**DIRECTIONS**: Write all of the lines below out again, exactly as they stand.

* * *

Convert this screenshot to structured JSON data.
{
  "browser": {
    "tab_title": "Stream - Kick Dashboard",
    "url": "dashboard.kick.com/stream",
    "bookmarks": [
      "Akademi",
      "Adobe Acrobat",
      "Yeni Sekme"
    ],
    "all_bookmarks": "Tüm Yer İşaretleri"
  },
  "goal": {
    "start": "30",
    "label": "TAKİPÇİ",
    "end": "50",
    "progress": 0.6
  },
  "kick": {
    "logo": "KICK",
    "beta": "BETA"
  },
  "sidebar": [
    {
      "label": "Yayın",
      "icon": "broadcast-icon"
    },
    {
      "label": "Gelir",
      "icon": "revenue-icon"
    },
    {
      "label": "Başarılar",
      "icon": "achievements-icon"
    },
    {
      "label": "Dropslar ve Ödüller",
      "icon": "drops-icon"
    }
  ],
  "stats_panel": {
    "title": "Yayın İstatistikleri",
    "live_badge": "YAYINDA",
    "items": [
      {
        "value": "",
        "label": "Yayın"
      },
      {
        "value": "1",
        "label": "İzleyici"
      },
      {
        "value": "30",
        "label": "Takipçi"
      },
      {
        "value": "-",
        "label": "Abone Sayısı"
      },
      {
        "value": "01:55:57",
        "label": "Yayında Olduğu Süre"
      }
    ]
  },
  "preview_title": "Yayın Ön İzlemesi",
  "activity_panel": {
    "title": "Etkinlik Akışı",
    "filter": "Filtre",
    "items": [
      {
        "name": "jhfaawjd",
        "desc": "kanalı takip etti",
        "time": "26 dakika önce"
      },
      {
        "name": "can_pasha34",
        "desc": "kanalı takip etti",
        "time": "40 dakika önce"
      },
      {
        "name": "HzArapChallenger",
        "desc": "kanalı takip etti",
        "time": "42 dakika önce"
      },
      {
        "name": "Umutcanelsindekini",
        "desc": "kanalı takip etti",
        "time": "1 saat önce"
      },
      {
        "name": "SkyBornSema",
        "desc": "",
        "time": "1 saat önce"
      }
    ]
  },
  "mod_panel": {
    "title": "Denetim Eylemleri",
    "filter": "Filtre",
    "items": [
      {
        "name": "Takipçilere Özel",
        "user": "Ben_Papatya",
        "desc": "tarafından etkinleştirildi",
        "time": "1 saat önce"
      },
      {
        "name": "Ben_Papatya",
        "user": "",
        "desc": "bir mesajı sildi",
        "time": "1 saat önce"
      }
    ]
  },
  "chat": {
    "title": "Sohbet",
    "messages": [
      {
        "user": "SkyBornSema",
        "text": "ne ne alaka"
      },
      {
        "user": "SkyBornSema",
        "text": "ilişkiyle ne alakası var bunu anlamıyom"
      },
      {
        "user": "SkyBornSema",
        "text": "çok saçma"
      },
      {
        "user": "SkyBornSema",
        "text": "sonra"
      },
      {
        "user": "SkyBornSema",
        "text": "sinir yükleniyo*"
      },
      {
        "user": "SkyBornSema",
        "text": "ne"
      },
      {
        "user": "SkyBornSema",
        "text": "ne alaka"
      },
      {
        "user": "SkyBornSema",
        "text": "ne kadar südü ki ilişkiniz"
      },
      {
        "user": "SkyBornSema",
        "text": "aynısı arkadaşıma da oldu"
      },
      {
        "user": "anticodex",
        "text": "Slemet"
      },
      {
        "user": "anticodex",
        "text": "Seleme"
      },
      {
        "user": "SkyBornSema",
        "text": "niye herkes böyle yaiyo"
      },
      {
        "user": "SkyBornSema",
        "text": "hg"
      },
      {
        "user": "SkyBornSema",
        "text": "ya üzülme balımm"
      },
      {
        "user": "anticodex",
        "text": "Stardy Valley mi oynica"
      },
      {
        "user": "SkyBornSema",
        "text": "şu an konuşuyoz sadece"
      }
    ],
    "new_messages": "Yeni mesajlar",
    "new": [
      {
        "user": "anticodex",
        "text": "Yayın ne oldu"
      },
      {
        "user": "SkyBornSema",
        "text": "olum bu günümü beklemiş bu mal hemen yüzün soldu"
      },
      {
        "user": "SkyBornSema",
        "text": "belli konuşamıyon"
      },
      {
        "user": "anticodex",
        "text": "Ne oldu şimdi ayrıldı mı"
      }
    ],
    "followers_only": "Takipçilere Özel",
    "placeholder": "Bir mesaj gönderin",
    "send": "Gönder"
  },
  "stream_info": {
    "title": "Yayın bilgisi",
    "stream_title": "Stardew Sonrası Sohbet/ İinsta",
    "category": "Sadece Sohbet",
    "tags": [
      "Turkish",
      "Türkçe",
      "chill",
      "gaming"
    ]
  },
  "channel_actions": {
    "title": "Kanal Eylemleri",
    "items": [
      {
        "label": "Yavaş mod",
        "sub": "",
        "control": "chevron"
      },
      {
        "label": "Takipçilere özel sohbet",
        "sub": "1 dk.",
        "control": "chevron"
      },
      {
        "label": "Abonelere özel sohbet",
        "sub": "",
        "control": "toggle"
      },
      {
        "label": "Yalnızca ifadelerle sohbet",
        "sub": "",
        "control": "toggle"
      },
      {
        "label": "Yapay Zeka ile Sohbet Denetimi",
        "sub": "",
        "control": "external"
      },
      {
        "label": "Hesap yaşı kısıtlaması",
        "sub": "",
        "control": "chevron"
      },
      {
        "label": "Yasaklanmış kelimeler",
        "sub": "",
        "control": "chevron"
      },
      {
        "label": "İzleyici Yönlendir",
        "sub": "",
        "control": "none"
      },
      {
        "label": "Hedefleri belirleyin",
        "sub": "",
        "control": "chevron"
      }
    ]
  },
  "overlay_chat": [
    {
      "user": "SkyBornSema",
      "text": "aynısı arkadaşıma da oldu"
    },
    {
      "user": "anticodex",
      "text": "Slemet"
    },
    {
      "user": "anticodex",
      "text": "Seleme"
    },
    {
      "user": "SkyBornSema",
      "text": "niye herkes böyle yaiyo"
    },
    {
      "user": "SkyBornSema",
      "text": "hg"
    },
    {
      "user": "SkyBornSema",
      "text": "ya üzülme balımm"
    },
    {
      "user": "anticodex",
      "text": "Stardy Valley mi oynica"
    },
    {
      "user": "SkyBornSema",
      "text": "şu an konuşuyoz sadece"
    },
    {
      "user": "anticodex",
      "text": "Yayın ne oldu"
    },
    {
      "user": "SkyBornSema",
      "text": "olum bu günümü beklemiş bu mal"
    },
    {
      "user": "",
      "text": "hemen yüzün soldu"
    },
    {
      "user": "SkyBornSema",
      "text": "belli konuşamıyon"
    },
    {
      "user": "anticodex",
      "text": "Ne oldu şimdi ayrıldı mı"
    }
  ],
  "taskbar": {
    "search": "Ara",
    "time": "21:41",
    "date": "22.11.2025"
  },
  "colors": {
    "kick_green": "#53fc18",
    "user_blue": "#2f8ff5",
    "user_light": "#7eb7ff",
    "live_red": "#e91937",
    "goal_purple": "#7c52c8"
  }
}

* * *

**EXERCISE OUTPUT**:
Convert this screenshot to structured JSON data.
{
  "browser": {
    "tab_title": "Stream - Kick Dashboard",
    "url": "dashboard.kick.com/stream",
    "bookmarks": [
      "Akademi",
      "Adobe Acrobat",
      "Yeni Sekme"
    ],
    "all_bookmarks": "Tüm Yer İşaretleri"
  },
  "goal": {
    "start": "30",
    "label": "TAKİPÇİ",
    "end": "50",
    "progress": 0.6
  },
  "kick": {
    "logo": "KICK",
    "beta": "BETA"
  },
  "sidebar": [
    {
      "label": "Yayın",
      "icon": "broadcast-icon"
    },
    {
      "label": "Gelir",
      "icon": "revenue-icon"
    },
    {
      "label": "Başarılar",
      "icon": "achievements-icon"
    },
    {
      "label": "Dropslar ve Ödüller",
      "icon": "drops-icon"
    }
  ],
  "stats_panel": {
    "title": "Yayın İstatistikleri",
    "live_badge": "YAYINDA",
    "items": [
      {
        "value": "",
        "label": "Yayın"
      },
      {
        "value": "1",
        "label": "İzleyici"
      },
      {
        "value": "30",
        "label": "Takipçi"
      },
      {
        "value": "-",
        "label": "Abone Sayısı"
      },
      {
        "value": "01:55:57",
        "label": "Yayında Olduğu Süre"
      }
    ]
  },
  "preview_title": "Yayın Ön İzlemesi",
  "activity_panel": {
    "title": "Etkinlik Akışı",
    "filter": "Filtre",
    "items": [
      {
        "name": "jhfaawjd",
        "desc": "kanalı takip etti",
        "time": "26 dakika önce"
      },
      {
        "name": "can_pasha34",
        "desc": "kanalı takip etti",
        "time": "40 dakika önce"
      },
      {
        "name": "HzArapChallenger",
        "desc": "kanalı takip etti",
        "time": "42 dakika önce"
      },
      {
        "name": "Umutcanelsindekini",
        "desc": "kanalı takip etti",
        "time": "1 saat önce"
      },
      {
        "name": "SkyBornSema",
        "desc": "",
        "time": "1 saat önce"
      }
    ]
  },
  "mod_panel": {
    "title": "Denetim Eylemleri",
    "filter": "Filtre",
    "items": [
      {
        "name": "Takipçilere Özel",
        "user": "Ben_Papatya",
        "desc": "tarafından etkinleştirildi",
        "time": "1 saat önce"
      },
      {
        "name": "Ben_Papatya",
        "user": "",
        "desc": "bir mesajı sildi",
        "time": "1 saat önce"
      }
    ]
  },
  "chat": {
    "title": "Sohbet",
    "messages": [
      {
        "user": "SkyBornSema",
        "text": "ne ne alaka"
      },
      {
        "user": "SkyBornSema",
        "text": "ilişkiyle ne alakası var bunu anlamıyom"
      },
      {
        "user": "SkyBornSema",
        "text": "çok saçma"
      },
      {
        "user": "SkyBornSema",
        "text": "sonra"
      },
      {
        "user": "SkyBornSema",
        "text": "sinir yükleniyo*"
      },
      {
        "user": "SkyBornSema",
        "text": "ne"
      },
      {
        "user": "SkyBornSema",
        "text": "ne alaka"
      },
      {
        "user": "SkyBornSema",
        "text": "ne kadar südü ki ilişkiniz"
      },
      {
        "user": "SkyBornSema",
        "text": "aynısı arkadaşıma da oldu"
      },
      {
        "user": "anticodex",
        "text": "Slemet"
      },
      {
        "user": "anticodex",
        "text": "Seleme"
      },
      {
        "user": "SkyBornSema",
        "text": "niye herkes böyle yaiyo"
      },
      {
        "user": "SkyBornSema",
        "text": "hg"
      },
      {
        "user": "SkyBornSema",
        "text": "ya üzülme balımm"
      },
      {
        "user": "anticodex",
        "text": "Stardy Valley mi oynica"
      },
      {
        "user": "SkyBornSema",
        "text": "şu an konuşuyoz sadece"
      }
    ],
    "new_messages": "Yeni mesajlar",
    "new": [
      {
        "user": "anticodex",
        "text": "Yayın ne oldu"
      },
      {
        "user": "SkyBornSema",
        "text": "olum bu günümü beklemiş bu mal hemen yüzün soldu"
      },
      {
        "user": "SkyBornSema",
        "text": "belli konuşamıyon"
      },
      {
        "user": "anticodex",
        "text": "Ne oldu şimdi ayrıldı mı"
      }
    ],
    "followers_only": "Takipçilere Özel",
    "placeholder": "Bir mesaj gönderin",
    "send": "Gönder"
  },
  "stream_info": {
    "title": "Yayın bilgisi",
    "stream_title": "Stardew Sonrası Sohbet/ İinsta",
    "category": "Sadece Sohbet",
    "tags": [
      "Turkish",
      "Türkçe",
      "chill",
      "gaming"
    ]
  },
  "channel_actions": {
    "title": "Kanal Eylemleri",
    "items": [
      {
        "label": "Yavaş mod",
        "sub": "",
        "control": "chevron"
      },
      {
        "label": "Takipçilere özel sohbet",
        "sub": "1 dk.",
        "control": "chevron"
      },
      {
        "label": "Abonelere özel sohbet",
        "sub": "",
        "control": "toggle"
      },
      {
        "label": "Yalnızca ifadelerle sohbet",
        "sub": "",
        "control": "toggle"
      },
      {
        "label": "Yapay Zeka ile Sohbet Denetimi",
        "sub": "",
        "control": "external"
      },
      {
        "label": "Hesap yaşı kısıtlaması",
        "sub": "",
        "control": "chevron"
      },
      {
        "label": "Yasaklanmış kelimeler",
        "sub": "",
        "control": "chevron"
      },
      {
        "label": "İzleyici Yönlendir",
        "sub": "",
        "control": "none"
      },
      {
        "label": "Hedefleri belirleyin",
        "sub": "",
        "control": "chevron"
      }
    ]
  },
  "overlay_chat": [
    {
      "user": "SkyBornSema",
      "text": "aynısı arkadaşıma da oldu"
    },
    {
      "user": "anticodex",
      "text": "Slemet"
    },
    {
      "user": "anticodex",
      "text": "Seleme"
    },
    {
      "user": "SkyBornSema",
      "text": "niye herkes böyle yaiyo"
    },
    {
      "user": "SkyBornSema",
      "text": "hg"
    },
    {
      "user": "SkyBornSema",
      "text": "ya üzülme balımm"
    },
    {
      "user": "anticodex",
      "text": "Stardy Valley mi oynica"
    },
    {
      "user": "SkyBornSema",
      "text": "şu an konuşuyoz sadece"
    },
    {
      "user": "anticodex",
      "text": "Yayın ne oldu"
    },
    {
      "user": "SkyBornSema",
      "text": "olum bu günümü beklemiş bu mal"
    },
    {
      "user": "",
      "text": "hemen yüzün soldu"
    },
    {
      "user": "SkyBornSema",
      "text": "belli konuşamıyon"
    },
    {
      "user": "anticodex",
      "text": "Ne oldu şimdi ayrıldı mı"
    }
  ],
  "taskbar": {
    "search": "Ara",
    "time": "21:41",
    "date": "22.11.2025"
  },
  "colors": {
    "kick_green": "#53fc18",
    "user_blue": "#2f8ff5",
    "user_light": "#7eb7ff",
    "live_red": "#e91937",
    "goal_purple": "#7c52c8"
  }
}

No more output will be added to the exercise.